IT'S ALL RIGHT NOW
The most remarkable thing about this extraordinary debut novel is not that the author is 72 years old; it is in the risks Chadwick, a retired civil servant, takes and brings off with astute craftsmanship and touching sincerity. The narrator, Tom Ripple, whose life we follow from the 1970s into the 21st century, is a lower-middle-class Englishman devoid of charm, intellectual curiosity and emotional warmth. Only gradually does the reader come to understand why Ripple's responses are stunted, why his preferred mode of communication is through excruciatingly bad puns and double entendres and why he subsists on a steady diet of television action films and paperback thrillers. When his wife leaves him, taking their two children, he is resigned to loneliness. As the years pass, Ripple cautiously engages in new relationships; he acquires the knack for tender paternal love and true friendship, and he develops an appreciation of music and books that brings him joy. Throughout, he continues to seek meaning in a postmodern world. Chadwick's almost seamlessly subtle portrait of Ripple gathers depth and momentum as the narrative progresses. In the end, Ripple concludes, with typical modesty, that it is "the basic experiences [of life], the ordinary moments of affection and beauty and common kindness that are infinitely precious." It's not an earthshaking thought, but it signifies the metamorphosis of an empty, soulless man into a hero for our times. Agent, Zoe Pagnamenta . (June 1)

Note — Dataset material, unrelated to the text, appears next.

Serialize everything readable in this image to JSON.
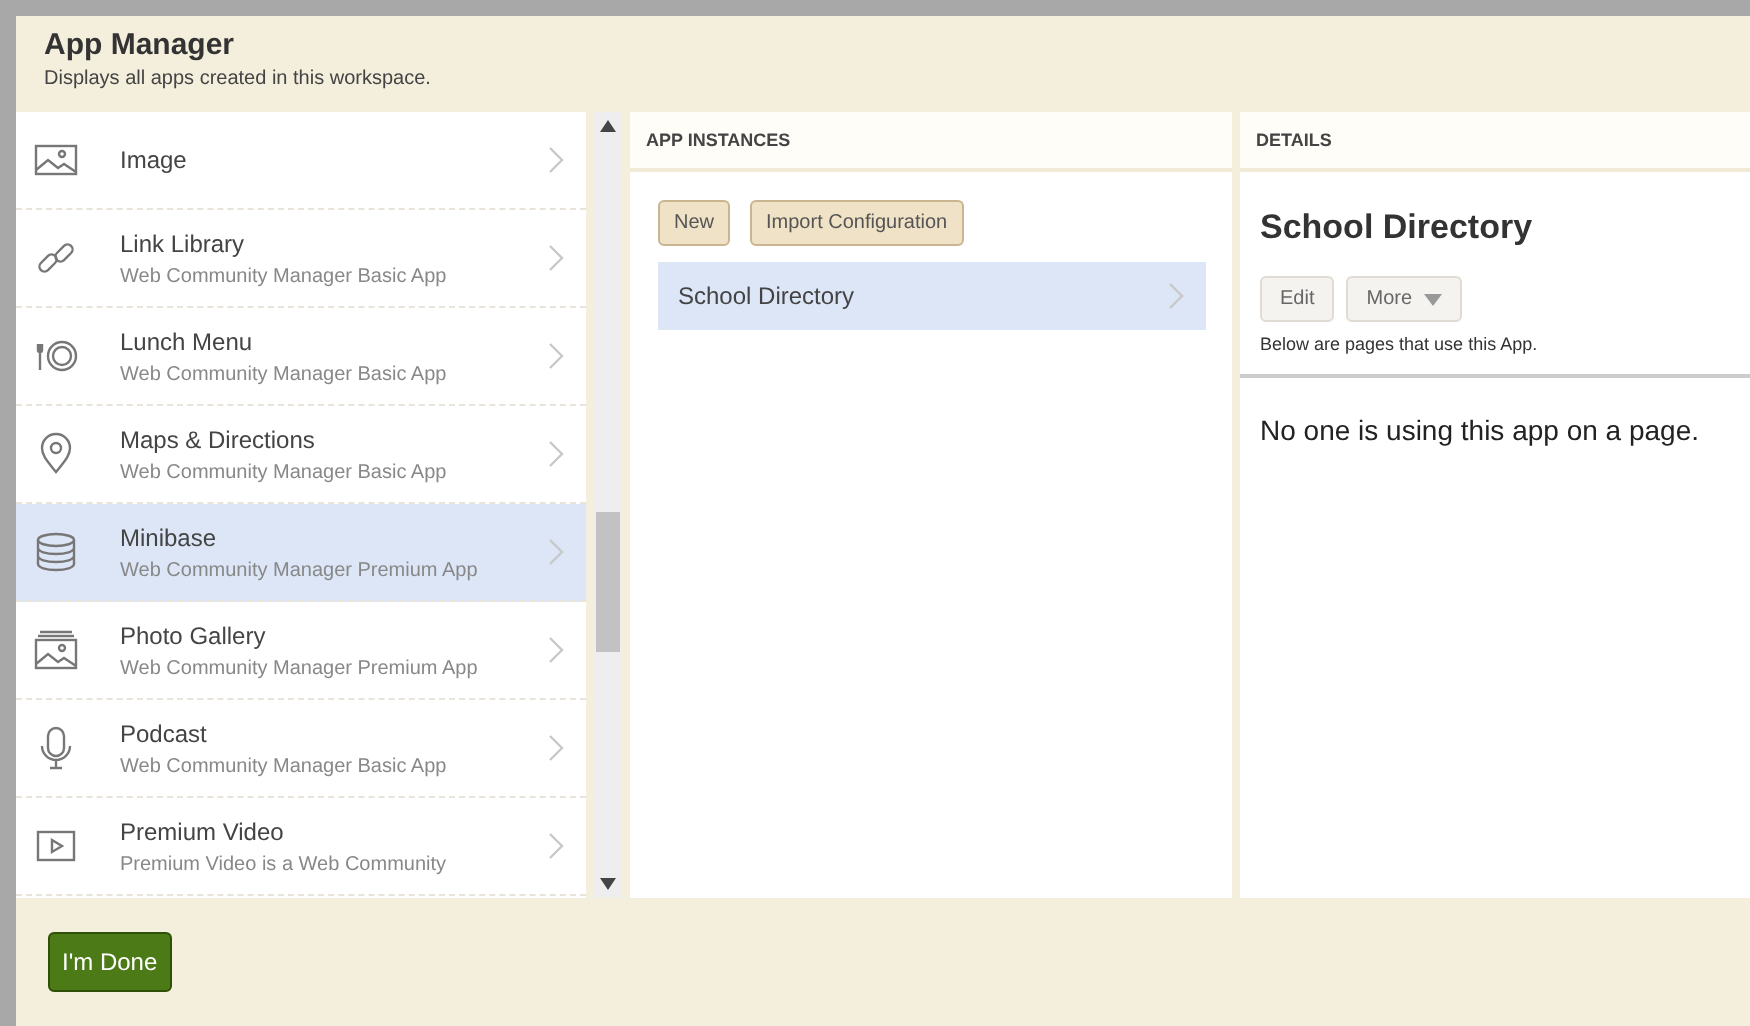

FYI: Chadwick was inspired by Joseph Heller's novel Something Happens, but in many ways Tom Ripple is a mirror image of William Boyd's protagonist in Any Human Heart, albeit from a lower social class.